## Your instructions:
Read through the data, and wherever a line holds the word "دقيقة", write that line out.

App and web page records:
--- START ---
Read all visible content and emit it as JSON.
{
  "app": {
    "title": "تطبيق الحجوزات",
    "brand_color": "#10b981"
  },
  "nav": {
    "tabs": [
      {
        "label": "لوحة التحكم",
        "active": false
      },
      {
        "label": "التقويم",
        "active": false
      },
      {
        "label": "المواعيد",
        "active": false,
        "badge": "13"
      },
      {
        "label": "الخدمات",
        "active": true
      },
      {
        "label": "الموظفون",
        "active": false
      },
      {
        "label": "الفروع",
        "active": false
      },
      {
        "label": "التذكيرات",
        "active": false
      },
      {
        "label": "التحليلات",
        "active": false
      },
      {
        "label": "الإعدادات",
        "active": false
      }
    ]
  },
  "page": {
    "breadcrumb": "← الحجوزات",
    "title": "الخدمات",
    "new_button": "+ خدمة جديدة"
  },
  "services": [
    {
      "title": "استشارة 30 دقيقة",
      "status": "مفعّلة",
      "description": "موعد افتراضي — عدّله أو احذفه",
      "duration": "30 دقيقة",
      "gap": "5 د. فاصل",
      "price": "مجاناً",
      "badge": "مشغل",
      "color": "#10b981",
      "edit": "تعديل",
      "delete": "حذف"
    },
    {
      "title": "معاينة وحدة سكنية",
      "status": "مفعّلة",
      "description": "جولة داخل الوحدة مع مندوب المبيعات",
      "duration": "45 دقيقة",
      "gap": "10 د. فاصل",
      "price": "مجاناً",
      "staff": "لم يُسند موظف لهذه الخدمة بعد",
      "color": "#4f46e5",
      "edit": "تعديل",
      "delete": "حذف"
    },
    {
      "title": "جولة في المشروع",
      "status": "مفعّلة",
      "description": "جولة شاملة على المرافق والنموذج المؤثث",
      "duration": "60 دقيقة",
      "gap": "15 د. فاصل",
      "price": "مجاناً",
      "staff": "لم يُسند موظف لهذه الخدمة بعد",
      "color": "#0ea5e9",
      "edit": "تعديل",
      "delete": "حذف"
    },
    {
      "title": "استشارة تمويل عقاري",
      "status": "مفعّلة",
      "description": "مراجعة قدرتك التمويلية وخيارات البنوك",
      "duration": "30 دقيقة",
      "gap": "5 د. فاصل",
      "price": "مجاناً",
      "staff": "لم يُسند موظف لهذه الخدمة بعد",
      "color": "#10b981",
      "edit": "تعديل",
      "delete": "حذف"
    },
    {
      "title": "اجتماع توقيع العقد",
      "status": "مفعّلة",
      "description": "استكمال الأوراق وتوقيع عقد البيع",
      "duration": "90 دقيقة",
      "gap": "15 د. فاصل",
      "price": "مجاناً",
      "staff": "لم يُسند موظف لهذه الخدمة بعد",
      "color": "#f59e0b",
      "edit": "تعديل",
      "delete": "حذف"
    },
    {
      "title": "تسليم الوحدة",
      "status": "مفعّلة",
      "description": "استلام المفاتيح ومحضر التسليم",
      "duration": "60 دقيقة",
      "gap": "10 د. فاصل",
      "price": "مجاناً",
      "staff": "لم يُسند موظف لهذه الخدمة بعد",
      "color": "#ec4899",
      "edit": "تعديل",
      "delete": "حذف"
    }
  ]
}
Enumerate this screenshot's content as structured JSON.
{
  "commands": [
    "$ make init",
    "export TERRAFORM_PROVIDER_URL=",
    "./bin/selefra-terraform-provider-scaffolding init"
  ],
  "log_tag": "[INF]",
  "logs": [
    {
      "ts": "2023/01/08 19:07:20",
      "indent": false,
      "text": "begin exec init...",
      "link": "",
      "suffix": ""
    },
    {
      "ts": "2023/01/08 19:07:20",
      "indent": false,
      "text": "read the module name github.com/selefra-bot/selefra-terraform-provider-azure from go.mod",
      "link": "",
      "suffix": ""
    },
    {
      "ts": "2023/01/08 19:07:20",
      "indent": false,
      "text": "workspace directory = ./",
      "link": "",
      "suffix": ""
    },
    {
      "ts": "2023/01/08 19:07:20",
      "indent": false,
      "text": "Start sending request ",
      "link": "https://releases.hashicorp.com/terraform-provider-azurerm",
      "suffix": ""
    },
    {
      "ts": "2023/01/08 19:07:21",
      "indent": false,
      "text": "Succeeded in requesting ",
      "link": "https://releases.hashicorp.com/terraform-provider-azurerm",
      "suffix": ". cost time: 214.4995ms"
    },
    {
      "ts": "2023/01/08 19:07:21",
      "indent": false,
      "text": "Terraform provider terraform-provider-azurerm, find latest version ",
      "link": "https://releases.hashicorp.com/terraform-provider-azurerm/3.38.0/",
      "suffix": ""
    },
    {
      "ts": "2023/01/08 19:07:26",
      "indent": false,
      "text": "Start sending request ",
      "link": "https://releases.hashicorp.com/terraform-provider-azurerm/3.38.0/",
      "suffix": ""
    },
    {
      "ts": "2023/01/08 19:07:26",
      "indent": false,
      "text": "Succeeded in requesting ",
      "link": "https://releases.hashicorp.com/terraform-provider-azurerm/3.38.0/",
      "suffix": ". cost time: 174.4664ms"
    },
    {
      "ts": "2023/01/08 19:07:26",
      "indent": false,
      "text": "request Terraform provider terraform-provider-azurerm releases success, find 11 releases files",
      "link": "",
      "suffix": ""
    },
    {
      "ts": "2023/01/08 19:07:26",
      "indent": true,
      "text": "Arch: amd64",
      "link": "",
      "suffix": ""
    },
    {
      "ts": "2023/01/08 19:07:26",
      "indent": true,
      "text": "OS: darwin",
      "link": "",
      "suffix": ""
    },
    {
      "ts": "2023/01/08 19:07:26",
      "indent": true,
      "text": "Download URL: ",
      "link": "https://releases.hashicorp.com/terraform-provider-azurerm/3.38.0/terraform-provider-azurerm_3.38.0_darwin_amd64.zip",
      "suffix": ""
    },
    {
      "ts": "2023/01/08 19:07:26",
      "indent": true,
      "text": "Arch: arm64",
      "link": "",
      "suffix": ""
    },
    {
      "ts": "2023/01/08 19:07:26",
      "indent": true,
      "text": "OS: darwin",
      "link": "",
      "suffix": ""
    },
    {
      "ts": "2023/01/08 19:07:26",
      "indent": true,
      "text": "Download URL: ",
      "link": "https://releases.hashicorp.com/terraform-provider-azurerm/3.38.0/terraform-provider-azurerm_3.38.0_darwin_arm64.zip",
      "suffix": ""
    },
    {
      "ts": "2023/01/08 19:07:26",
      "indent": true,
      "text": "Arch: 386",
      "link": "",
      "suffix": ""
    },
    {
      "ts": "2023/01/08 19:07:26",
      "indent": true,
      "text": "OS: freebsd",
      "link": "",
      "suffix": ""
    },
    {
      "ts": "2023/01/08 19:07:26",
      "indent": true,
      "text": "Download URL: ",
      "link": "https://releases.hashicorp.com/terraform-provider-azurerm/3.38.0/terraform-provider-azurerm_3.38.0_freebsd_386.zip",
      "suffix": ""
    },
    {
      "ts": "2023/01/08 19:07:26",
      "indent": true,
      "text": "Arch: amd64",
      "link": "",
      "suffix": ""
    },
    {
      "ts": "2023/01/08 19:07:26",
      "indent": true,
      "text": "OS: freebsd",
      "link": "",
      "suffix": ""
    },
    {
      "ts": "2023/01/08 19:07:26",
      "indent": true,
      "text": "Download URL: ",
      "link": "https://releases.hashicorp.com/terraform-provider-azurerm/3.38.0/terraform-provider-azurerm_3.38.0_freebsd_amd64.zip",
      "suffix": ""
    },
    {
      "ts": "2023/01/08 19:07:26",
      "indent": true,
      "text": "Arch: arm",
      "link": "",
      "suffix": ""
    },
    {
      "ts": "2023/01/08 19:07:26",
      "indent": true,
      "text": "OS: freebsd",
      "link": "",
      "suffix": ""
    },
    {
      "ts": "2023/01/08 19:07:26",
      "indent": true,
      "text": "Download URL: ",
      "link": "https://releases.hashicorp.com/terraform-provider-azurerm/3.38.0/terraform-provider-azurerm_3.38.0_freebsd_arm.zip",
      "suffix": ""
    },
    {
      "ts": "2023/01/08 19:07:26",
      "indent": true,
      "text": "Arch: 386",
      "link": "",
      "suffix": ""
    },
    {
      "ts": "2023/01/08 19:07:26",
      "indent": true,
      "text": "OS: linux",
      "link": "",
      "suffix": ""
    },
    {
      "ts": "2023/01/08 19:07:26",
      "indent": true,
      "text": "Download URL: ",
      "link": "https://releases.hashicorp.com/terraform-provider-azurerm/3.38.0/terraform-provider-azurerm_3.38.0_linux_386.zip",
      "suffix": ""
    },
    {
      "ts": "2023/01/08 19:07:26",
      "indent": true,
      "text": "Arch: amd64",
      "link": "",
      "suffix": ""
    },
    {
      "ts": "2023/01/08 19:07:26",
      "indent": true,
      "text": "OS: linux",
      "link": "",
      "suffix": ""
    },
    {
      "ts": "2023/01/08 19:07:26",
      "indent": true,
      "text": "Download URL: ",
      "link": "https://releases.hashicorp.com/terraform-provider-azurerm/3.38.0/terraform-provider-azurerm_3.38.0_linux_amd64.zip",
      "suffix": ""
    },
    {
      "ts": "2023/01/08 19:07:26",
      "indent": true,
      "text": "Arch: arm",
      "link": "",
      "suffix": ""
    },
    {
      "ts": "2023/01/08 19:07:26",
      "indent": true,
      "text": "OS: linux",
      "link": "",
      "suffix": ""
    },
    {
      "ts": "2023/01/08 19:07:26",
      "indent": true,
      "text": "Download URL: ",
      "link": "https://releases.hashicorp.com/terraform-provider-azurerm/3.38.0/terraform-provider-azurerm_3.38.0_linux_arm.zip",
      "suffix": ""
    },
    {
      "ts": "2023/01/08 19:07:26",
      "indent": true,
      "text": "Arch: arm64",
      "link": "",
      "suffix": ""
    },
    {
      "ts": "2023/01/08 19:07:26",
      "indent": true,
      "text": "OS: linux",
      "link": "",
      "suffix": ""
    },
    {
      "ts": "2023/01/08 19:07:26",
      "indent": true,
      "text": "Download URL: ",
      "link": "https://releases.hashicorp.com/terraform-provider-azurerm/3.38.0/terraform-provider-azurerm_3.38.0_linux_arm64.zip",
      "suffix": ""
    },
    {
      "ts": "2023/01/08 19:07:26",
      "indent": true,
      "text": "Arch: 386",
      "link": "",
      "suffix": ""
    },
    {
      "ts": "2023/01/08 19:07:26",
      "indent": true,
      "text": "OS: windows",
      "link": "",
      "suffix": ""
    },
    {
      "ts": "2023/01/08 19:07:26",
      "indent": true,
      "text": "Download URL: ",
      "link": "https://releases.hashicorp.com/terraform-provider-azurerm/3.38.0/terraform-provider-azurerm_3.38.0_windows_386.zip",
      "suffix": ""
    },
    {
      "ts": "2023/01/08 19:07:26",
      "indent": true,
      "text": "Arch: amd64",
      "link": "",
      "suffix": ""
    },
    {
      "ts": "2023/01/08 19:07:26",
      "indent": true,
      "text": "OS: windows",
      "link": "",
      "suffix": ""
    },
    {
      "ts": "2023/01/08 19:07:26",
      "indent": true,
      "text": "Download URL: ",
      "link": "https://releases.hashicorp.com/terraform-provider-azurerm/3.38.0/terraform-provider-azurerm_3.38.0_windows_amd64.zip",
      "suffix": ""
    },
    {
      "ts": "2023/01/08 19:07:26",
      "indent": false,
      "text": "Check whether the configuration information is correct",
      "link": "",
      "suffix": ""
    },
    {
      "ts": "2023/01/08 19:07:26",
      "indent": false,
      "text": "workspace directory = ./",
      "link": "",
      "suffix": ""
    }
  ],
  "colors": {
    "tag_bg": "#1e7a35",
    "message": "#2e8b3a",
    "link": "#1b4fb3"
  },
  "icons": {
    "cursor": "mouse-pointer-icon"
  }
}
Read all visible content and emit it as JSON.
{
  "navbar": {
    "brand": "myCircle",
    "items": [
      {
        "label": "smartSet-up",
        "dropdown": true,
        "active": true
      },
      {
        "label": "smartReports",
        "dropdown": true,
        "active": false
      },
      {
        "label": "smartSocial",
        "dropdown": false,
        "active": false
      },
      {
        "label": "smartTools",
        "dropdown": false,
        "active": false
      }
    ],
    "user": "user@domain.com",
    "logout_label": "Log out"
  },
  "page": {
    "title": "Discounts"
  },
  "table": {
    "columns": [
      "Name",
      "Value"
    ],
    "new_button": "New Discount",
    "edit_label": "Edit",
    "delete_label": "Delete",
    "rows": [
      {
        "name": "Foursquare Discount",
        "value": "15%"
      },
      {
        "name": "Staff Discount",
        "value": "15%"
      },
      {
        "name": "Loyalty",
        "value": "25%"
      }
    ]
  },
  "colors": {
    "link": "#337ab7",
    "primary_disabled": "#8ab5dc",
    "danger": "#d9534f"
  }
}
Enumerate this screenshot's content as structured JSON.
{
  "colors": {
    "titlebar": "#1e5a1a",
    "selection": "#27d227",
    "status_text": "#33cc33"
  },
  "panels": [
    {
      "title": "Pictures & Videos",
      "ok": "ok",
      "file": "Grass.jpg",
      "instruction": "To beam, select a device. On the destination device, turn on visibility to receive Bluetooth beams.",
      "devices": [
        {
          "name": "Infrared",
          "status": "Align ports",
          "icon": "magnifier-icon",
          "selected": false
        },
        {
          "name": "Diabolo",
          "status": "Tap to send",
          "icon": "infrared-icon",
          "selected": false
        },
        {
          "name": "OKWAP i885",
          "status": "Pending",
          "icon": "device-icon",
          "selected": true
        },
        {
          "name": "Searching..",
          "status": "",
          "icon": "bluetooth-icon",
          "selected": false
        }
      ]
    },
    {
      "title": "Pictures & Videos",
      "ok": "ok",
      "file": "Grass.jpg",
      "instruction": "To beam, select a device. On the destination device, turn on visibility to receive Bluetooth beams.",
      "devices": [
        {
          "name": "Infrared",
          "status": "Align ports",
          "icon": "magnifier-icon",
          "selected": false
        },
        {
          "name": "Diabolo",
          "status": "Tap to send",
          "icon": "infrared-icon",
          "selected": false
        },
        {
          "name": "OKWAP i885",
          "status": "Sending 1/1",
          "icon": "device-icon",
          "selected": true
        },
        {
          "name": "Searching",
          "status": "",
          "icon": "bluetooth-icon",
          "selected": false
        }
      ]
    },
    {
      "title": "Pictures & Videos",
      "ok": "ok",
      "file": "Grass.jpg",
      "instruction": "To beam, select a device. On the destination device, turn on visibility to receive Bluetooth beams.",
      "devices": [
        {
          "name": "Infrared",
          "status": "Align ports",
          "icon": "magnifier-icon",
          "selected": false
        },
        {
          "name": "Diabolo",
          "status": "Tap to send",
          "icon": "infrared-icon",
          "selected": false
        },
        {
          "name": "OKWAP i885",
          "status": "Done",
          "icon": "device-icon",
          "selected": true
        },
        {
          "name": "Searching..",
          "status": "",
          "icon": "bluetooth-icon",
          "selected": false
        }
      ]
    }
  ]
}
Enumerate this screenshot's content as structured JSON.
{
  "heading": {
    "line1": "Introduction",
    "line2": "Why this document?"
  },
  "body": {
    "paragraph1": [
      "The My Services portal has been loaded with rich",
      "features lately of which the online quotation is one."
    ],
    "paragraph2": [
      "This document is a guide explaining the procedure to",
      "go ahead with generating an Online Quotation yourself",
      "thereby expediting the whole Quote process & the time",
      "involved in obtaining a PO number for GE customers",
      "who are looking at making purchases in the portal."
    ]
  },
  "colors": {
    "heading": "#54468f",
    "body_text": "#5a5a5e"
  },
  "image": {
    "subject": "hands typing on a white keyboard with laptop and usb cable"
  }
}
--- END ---
## Exercise output:
      "title": "استشارة 30 دقيقة",
      "duration": "30 دقيقة",
      "duration": "45 دقيقة",
      "duration": "60 دقيقة",
      "duration": "30 دقيقة",
      "duration": "90 دقيقة",
      "duration": "60 دقيقة",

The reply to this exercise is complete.